There are so many ways this can play out for the Big East. The simplest is that nothing happens. It could all be an elaborate hoax, or an attempt by Texas A&M to gain some bargaining power over Texas and the Big XII. In that event, the Big East moves on as if nothing happened and works out expansion of it's own some time in the spring.
The next-best thing for the Big East is for the SEC to take two schools from the Big XII. In that case the Big XII likely splits up and goes it's separate ways.
If the SEC were to raid Oklahoma along with Texas A&M, the Big East would be interested in Mizzou, Kansas and maybe Kansas State. When the Big XII looked doomed over a year ago, the Big East presidents had approved a plan to invite those schools and Iowa State to join a 12-football member conference with 20-teams in basketball, according to Brett McMurphy's source. Kansas State is the risky proposition in that group but gets included because they may be legislatively-glued to Kansas.
In that scenario, Villanova is not likely invited to join the football conference.
If the SEC were to take Mizzou along with Texas A&M, however, the Big East would still be interested in adding Kansas and Kansas State. It is unknown (and doubtful) whether the Big East would look to add Baylor to the mix as a 12th member in that scenario, or if the addition of Villanova, UCF, ECU or another non-BCS school would be preferred. The door to admitting Villanova at least seems open in that scenario.
If the SEC were to balance it's conference membership by adding a current ACC member, however, the Big East could end up in a difficult position. A 9-team Big XII might just stay together, and an 11-team ACC is likely to go shopping in the Big East. Syracuse was in the ACC's sights the last time they expanded and now a mature UConn football program is likely attractive as well.
If the Big East is raided, it could do serious damage to the conference in both football and basketball. However, Villanova's chances of gaining an invitation in football would be much higher, assuming the Big East would stay together – there is also a chance that another raid could cause the remaining football schools to split and expand to 12 members by adding schools from Conference-USA or other mid-major conferences.
There is also a chance that the SEC decides to expand beyond 14 schools and grabs multiple members from the ACC – making the Big East more attractive to Boston College and Maryland . . .
It is possible to keep going with these scenarios, but the more conferences that become involved, the more chaotic and unpredictable the college sports landscape will become.
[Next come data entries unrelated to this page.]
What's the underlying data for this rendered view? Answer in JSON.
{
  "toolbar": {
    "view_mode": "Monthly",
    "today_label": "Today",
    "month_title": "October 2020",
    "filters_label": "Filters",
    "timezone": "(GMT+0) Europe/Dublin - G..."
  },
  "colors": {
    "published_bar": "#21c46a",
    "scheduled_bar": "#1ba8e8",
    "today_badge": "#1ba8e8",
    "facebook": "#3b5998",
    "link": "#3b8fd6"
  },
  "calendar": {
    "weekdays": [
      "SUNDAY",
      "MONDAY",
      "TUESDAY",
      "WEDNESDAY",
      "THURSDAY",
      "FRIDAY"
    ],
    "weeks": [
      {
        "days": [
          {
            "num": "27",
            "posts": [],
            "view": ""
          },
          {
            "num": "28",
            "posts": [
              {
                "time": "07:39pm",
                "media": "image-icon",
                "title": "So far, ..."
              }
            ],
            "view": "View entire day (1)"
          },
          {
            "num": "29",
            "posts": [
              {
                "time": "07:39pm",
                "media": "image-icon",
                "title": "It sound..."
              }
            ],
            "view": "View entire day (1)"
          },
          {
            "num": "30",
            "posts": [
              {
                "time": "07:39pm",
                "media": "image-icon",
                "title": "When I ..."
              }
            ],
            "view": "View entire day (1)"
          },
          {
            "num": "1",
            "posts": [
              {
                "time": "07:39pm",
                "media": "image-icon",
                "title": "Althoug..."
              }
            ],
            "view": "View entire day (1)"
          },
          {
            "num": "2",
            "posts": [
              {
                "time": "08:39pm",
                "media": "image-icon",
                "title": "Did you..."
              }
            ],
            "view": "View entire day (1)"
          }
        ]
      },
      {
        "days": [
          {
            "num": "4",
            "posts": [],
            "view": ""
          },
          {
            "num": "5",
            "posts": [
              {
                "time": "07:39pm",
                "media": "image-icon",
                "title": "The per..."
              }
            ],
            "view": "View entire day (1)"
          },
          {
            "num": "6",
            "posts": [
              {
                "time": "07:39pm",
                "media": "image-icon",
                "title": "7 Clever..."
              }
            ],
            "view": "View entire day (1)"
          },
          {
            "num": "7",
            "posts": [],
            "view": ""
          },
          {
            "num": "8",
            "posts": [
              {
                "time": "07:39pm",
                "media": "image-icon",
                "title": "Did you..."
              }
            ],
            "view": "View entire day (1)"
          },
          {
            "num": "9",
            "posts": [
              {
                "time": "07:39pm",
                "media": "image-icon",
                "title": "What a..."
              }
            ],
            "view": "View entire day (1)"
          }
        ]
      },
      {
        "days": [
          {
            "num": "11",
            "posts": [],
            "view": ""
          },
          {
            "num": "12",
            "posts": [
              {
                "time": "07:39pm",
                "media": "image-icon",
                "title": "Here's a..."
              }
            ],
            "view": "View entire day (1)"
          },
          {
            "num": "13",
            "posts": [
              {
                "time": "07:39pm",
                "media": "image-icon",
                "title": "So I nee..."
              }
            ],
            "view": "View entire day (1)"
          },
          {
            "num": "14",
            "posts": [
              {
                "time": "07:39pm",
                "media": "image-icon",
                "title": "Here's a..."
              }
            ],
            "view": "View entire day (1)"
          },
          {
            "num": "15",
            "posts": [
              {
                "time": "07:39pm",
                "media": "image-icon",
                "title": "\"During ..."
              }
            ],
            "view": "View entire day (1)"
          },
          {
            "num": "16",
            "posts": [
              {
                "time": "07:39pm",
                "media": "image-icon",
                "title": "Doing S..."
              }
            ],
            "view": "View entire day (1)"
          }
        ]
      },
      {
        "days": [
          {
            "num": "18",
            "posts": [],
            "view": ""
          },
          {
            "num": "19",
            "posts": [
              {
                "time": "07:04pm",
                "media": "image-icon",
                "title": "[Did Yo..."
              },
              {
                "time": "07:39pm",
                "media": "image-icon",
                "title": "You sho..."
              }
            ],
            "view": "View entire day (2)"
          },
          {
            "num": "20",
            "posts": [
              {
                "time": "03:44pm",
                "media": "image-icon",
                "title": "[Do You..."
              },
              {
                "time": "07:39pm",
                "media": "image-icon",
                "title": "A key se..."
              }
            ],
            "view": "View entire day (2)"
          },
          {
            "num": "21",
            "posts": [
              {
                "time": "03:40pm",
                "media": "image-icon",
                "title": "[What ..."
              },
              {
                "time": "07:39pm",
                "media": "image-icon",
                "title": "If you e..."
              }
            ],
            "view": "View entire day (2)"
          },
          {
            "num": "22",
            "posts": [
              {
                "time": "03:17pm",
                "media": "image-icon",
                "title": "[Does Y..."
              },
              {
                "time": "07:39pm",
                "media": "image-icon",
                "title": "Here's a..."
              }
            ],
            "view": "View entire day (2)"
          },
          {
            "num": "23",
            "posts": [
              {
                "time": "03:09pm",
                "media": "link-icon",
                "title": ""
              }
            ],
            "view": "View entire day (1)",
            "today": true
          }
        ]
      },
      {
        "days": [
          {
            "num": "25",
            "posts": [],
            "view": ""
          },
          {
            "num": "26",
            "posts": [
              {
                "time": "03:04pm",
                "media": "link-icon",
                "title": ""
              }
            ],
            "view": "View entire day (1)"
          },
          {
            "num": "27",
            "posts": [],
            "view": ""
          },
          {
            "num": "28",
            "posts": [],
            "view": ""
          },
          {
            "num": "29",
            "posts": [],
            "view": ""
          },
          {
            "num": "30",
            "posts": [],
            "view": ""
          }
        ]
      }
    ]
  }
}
Pending expansion moves could benefit Villanova football's FBS aspirations or kill them off for good.